Fears for the wobbly world economy have pushed Brent crude below $100 a barrel for the first time since July. Long-term trends at work in the oil market mean it could stay depressed. That's good, since cheaper energy helps industry. Better still, booming shale output, greater efficiency and the rise of natural gas as a rival transport fuel may keep the oil price subdued even as growth is stimulated.
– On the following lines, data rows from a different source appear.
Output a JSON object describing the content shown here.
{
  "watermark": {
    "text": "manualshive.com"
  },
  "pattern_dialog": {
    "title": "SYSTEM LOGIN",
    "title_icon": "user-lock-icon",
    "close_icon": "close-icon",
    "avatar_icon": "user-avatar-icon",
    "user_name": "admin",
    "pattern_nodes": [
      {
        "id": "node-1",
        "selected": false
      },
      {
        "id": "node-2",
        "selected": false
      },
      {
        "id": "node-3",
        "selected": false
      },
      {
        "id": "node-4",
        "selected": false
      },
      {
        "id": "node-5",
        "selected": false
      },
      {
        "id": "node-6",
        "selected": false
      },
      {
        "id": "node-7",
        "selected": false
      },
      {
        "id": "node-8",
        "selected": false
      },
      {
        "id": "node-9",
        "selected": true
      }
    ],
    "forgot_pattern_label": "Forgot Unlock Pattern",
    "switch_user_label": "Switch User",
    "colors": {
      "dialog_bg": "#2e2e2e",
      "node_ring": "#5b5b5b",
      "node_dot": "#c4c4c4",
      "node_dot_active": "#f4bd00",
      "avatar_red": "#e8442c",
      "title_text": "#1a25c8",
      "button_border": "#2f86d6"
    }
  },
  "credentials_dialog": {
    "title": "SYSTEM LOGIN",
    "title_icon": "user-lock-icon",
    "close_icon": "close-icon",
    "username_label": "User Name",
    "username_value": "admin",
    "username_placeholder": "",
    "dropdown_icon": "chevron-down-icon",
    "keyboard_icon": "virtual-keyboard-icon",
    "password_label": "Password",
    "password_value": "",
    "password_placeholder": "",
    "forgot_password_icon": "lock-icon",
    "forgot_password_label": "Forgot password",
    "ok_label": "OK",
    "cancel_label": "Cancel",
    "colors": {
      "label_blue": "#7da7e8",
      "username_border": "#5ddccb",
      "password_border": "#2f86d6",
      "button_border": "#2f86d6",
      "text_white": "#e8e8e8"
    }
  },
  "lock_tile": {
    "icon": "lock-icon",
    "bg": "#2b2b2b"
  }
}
The price of Brent has dived almost 20 per cent in two months amid fears of a global economic slowdown. The latest dip was part of a broad sell-off in commodities that hit everything from gold to grains and industrial metals. Recent history suggests oil prices climb higher as soon as economic activity picks back up, a reaction that limits the duration of any stimulus provided by lowered energy input costs. There are three reasons to think this time may be different.
First, supply. The flow of crude from America's prolific shale deposits in Texas and North Dakota has been outstripping estimates. Eventually, America's revolution may spread elsewhere, including to Russia and China. This year, Citi expects oil supply growth to outpace demand growth by more than a third.
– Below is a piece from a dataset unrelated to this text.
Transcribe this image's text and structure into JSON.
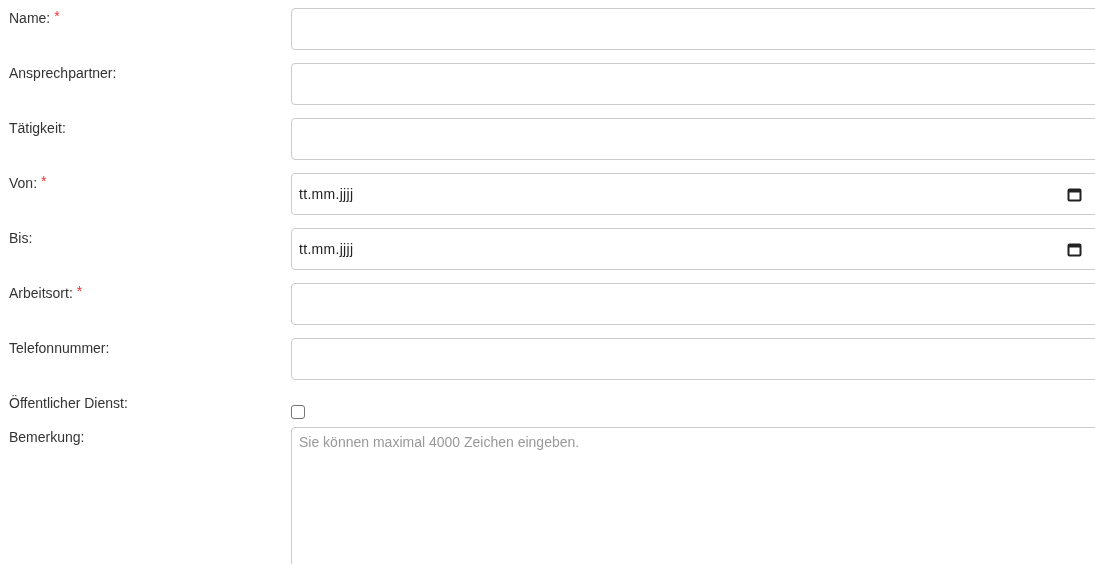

Second, the demand outlook is changing. Years of high crude prices have sparked a renewed push for fuel efficiency. Analysts at Citigroup estimate that new vehicles worldwide are burning an average 2.5 per cent less fuel per year. China's appetite for crude is also moderating as its growth engine pivots away from oil-intensive heavy industry and construction towards consumption and services.
Third, ultra-cheap natural gas is eating into oil's monopoly as a transport fuel. Instead of paying $98 for a barrel of oil, truckers, shipping companies and rail operators can get the same amount of energy from American natural gas for around $25. In an aggressive scenario, Citi estimates gas could displace 13.6 million barrels of oil per day by 2025 - about 18 per cent of today's oil demand.
The changing dynamics mean there is a decent chance that crude may continue to trade at or below $100 even if global growth picks up. A budding recovery free of the drag of high fuel prices would be a welcome development - and not just for the world's beleaguered drivers.